-- Exercise objective --
How many lines of the entries below include the word "kind"? Answer with the number alone.
* * * *
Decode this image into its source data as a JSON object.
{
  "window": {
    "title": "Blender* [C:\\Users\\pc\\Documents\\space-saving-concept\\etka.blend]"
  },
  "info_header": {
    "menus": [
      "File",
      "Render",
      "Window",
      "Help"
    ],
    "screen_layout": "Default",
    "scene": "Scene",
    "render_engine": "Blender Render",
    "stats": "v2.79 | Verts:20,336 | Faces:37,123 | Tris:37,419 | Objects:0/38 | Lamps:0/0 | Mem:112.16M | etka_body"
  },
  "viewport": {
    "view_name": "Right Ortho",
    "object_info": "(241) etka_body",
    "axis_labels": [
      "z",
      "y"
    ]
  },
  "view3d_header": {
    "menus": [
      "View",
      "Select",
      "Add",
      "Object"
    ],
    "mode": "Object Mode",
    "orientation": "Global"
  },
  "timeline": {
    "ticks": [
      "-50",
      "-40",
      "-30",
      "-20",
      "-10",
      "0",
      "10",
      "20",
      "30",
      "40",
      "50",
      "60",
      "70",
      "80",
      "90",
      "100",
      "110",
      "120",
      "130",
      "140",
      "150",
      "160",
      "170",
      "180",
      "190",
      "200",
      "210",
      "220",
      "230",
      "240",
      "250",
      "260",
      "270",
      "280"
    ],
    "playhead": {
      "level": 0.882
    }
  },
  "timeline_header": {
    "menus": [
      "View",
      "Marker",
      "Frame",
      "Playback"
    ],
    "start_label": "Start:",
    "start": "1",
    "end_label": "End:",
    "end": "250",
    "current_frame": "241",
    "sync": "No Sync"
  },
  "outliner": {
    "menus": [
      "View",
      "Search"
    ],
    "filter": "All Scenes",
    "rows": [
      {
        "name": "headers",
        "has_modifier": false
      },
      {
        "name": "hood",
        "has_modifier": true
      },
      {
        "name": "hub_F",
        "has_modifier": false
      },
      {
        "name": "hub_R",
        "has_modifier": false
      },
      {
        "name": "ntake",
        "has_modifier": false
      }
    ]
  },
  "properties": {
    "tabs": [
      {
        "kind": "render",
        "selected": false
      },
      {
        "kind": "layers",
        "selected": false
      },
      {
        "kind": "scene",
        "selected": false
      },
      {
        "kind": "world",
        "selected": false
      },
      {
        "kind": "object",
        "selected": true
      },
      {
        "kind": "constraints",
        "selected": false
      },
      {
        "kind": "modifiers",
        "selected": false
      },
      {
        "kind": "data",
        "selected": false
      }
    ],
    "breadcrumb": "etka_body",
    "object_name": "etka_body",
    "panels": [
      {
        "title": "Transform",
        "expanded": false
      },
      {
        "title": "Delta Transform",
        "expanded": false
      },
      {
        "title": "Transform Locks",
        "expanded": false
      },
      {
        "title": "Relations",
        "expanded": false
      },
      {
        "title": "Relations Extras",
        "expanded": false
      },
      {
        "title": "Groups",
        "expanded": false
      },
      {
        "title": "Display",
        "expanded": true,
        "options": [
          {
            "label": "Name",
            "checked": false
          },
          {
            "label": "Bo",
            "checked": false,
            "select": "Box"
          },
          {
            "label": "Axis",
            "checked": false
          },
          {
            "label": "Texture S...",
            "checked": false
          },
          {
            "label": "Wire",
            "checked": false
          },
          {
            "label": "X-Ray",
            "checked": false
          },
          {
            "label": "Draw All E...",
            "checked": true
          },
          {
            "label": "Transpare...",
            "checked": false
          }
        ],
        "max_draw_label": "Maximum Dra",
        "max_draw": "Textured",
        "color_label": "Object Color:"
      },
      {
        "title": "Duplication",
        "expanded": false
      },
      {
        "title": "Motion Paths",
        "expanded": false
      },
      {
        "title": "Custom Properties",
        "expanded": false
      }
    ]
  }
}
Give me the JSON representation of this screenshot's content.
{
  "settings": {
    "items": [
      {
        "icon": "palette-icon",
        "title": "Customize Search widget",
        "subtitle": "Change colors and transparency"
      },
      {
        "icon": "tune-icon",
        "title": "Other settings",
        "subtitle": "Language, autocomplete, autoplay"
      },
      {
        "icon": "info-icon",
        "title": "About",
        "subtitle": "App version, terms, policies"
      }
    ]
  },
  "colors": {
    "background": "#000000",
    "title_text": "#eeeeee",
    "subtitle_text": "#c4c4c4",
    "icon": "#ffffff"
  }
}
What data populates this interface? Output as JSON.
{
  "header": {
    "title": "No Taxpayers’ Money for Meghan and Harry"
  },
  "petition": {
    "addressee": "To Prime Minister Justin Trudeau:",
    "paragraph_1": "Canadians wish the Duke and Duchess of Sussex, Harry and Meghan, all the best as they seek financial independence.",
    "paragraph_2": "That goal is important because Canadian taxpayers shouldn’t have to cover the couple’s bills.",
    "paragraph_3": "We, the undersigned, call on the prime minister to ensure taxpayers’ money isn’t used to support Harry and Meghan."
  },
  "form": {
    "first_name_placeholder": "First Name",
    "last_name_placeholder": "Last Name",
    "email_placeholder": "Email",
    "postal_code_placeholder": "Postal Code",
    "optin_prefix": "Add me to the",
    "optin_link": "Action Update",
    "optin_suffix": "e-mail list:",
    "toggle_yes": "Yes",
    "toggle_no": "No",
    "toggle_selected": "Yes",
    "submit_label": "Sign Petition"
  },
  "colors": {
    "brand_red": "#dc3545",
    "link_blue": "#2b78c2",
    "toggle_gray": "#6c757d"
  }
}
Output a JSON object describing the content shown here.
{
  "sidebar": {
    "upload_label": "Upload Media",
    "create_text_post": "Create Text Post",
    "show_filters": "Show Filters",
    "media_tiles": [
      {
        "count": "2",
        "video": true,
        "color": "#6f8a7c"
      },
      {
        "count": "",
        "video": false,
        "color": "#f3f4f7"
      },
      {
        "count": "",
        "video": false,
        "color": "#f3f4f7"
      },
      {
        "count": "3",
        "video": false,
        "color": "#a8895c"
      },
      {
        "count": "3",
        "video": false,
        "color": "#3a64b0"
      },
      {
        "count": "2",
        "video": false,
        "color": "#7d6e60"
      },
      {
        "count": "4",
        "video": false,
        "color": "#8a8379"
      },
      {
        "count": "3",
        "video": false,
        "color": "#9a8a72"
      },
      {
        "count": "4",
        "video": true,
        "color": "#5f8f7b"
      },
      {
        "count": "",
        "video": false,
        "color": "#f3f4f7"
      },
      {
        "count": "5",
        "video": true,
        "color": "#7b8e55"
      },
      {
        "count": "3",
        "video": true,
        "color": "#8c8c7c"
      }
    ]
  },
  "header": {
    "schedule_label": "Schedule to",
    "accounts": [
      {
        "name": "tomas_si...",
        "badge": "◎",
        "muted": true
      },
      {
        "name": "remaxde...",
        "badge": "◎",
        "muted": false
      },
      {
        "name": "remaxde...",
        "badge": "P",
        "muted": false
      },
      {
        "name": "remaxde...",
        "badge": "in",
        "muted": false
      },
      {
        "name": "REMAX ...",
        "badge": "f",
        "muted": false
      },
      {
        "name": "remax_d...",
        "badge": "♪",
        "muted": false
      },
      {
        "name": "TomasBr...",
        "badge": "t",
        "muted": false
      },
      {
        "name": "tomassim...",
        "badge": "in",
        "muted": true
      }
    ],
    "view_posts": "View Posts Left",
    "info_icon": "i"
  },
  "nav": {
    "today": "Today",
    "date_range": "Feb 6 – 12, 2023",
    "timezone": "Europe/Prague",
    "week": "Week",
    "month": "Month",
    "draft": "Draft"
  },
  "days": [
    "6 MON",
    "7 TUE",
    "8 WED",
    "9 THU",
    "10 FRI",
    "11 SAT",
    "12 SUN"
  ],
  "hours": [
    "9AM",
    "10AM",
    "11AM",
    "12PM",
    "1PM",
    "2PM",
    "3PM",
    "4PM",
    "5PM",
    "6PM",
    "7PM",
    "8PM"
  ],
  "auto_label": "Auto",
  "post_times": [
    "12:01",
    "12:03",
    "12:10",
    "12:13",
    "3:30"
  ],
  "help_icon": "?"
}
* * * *
-- Final answer --
8